Everyone gets their inspiration from somewhere - if a designer tells you otherwise they’re lying. And the more secure they are about themselves and their work, the more honest a designer can be about the sources of their inspiration. Perhaps they’ll even mention one or two other creatives that influence them. Often, it’s Rei Kawakubo of Comme des Garçons. She’s a ‘designers’ designer’ - no one will ever bat an eyelid if you cite her as someone you look up to.
But when it comes to inspiration for collections or individual garments, designers tend to be vague - either it was the latest blockbuster exhibition at Tate Modern, or the films of an obscure Italian film director that shaped the silhouettes and the colour palette. Rarely do they go into much detail as the idea of literal inspiration is, arguably, something the fashion industry considers unattractive.
Well, if that’s the case, no-one told Kentaro Nakagomi. His Tokyo-based outerwear brand, Cohérence, produces items based on actual garments, worn by real people. He even names these coats and jackets after said people. Though it’s not just anyone that Nakagomi-san deems worthy of being immortalised in one of his designs. Thankfully, he steers clear of more well worn style icons like Steve McQueen, Paul Newman, and Frank Sinatra, and instead looks to titans of 20th century art and culture. Academic heavyweights such as Albert Camus, Le Corbusier, Marcel Duchamp, Léonard Foujita, Tristan Tzara and Jean Cocteau are Nakagomi-san’s sartorial heroes. Instead of bubblegum pop and R&B, the Cohérence universe is populated by Dada and Surrealism, jazz music, Lost Generation-writers, and new wave cinema. It’s a certainly a cultural mish-mash, but one with a strong narrative through-line – it all feels of a piece.
There’s something romantic about this way of informing a brand. Most designers look back, in one way or another, allowing archives and past designs to colour the future, but Nakagomi-san isn’t afraid to tie his products directly to these specific figures. Each Cohérence piece draws literal inspiration from a photo of, say, architect Le Corbusier or artist Marcel Duchamp. The coat or jacket worn in the photo then becomes the starting point for the design process. But even though it’s a very specific brief, Nakagomi gives himself a poetic license to develop the garment and make it suitable for 21st century wardrobe demands. The best of both worlds, a collaboration between the past and the future, I suppose you could call it.
Take the Le Corbusier coat for example. Called the ‘Corb,’ it features the same fundamental details – a generous lapel and raglan sleeves – as the one worn in an old photo of the French/Swiss architect. For his updated version, Nakagomi-san changed the fabrication and future-proofed the coat by using a high-density cotton gabardine, which adds lightness and considerable weather-resistant properties. Inside, the lining bears a striped pattern inspired by one of Jean Cocteau’s shirts. When wearing this coat, you can’t help but be surrounded by the cultural heroes of the past.
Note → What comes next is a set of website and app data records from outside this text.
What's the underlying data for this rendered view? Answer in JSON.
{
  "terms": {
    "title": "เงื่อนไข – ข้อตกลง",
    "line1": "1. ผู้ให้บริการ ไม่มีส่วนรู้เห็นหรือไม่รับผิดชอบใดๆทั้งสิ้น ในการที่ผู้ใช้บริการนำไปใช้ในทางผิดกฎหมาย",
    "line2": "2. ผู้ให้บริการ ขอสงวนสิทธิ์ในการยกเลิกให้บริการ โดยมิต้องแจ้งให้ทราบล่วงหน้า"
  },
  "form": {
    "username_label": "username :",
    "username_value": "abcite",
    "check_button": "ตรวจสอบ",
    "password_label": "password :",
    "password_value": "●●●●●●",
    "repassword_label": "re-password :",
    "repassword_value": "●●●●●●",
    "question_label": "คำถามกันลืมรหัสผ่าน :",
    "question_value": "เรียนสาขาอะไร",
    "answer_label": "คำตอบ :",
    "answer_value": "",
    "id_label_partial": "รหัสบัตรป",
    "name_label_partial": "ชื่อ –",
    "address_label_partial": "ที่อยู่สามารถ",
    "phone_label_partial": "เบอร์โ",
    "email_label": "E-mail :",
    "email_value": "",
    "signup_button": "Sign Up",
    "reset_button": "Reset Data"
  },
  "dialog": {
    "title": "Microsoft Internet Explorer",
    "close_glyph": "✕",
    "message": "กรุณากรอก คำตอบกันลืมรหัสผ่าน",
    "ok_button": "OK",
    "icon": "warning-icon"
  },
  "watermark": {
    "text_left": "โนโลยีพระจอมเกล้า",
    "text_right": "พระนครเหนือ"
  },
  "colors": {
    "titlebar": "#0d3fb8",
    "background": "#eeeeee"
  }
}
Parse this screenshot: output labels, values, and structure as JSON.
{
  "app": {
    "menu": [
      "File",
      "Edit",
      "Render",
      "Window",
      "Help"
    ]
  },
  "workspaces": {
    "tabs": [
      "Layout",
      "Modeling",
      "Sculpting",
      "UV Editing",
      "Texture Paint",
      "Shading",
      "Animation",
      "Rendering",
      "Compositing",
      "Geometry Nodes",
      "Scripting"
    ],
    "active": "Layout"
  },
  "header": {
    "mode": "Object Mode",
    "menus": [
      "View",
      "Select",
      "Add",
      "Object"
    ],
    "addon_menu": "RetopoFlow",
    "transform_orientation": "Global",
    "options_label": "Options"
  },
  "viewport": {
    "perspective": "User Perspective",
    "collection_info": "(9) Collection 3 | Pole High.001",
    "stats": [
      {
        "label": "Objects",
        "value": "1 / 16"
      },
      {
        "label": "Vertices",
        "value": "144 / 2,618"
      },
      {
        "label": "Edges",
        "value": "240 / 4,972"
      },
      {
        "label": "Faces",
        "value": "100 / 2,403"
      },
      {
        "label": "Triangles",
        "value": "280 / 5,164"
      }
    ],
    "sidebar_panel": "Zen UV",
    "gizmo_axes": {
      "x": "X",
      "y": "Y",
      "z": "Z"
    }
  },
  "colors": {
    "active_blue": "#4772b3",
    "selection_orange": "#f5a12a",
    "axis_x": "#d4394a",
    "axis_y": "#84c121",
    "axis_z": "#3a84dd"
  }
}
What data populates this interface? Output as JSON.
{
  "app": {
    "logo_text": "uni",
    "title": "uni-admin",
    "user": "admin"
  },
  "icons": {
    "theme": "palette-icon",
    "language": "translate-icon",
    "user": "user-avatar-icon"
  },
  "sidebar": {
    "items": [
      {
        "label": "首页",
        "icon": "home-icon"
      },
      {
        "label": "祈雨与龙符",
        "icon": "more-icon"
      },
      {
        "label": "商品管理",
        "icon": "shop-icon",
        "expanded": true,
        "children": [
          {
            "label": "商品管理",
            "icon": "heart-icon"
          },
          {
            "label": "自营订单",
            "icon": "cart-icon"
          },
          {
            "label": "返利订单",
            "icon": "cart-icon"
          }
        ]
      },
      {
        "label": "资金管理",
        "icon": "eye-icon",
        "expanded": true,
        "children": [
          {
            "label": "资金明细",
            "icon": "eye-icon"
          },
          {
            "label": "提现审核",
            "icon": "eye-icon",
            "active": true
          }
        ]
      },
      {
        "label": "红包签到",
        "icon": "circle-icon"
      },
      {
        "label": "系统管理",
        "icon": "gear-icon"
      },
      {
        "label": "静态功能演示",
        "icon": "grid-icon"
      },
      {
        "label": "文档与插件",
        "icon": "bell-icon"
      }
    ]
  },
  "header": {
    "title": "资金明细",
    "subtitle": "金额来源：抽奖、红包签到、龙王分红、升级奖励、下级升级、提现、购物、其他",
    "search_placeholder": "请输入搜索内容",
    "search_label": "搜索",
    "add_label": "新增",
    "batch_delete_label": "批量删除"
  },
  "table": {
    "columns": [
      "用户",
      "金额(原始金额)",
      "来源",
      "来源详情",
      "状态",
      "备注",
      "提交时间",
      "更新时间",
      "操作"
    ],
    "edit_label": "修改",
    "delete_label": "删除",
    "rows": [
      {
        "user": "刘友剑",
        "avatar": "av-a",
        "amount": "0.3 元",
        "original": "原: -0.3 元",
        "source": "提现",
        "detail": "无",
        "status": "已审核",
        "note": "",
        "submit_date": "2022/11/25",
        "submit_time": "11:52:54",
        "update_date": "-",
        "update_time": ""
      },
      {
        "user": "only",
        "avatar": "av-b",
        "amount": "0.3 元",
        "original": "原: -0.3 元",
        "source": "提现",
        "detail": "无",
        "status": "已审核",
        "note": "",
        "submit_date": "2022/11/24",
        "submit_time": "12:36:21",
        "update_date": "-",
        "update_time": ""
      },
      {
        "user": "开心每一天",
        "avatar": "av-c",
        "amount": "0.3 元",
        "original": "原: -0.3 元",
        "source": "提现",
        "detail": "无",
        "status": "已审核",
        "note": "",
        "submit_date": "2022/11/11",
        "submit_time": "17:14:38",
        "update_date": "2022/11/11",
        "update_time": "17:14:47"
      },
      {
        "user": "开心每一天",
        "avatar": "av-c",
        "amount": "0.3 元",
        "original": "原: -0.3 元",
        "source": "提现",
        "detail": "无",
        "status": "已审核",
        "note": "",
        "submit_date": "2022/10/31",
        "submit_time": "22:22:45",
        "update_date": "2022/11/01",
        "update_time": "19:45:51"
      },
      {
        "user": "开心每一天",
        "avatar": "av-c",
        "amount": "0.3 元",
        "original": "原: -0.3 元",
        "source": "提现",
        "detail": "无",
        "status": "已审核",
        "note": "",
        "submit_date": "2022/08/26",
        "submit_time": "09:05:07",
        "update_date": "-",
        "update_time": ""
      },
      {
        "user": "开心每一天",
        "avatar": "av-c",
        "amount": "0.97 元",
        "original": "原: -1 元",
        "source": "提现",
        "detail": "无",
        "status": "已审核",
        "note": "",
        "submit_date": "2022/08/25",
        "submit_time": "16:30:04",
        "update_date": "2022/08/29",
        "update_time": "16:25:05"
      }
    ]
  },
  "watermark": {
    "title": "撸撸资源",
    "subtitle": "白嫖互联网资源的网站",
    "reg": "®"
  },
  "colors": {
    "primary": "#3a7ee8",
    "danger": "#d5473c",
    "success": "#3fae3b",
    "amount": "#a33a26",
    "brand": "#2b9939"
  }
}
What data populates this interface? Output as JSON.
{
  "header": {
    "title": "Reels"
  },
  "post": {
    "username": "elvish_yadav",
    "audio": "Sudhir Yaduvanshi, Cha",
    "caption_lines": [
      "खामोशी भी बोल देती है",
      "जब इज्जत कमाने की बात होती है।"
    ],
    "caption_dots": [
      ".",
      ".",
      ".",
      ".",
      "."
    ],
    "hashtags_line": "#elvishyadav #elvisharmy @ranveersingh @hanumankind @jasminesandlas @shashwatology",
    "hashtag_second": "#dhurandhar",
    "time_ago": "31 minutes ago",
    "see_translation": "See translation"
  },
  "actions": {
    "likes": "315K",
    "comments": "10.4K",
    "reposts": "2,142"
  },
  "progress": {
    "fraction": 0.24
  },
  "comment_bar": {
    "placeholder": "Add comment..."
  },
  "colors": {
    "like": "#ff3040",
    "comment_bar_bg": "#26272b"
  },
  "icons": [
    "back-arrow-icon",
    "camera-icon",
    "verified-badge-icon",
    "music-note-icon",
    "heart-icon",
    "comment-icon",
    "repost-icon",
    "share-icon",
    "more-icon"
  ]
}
There’s no denying the connection between architecture and fashion; the shapes and angles of beautiful buildings have long been a classic starting point for designers, but now it seems Le Corbusier is also a style icon in his own right. Initially, one might first be drawn to his eyewear: Le Corbusier wore thick black plastic frames that helped define his face and added an intellectual touch to his features - not that he needed any help with that. But his signature dressy look - normally a suit and bow tie - is given a carefree feel with the addition of that relaxed outer layer. It is clearly these qualities that drew Nakagomi-san to him: his effortless cool combined with an undeniable talent and a never-ending impact on architecture, something that the Cohérence ‘Corb’ perfectly sums up.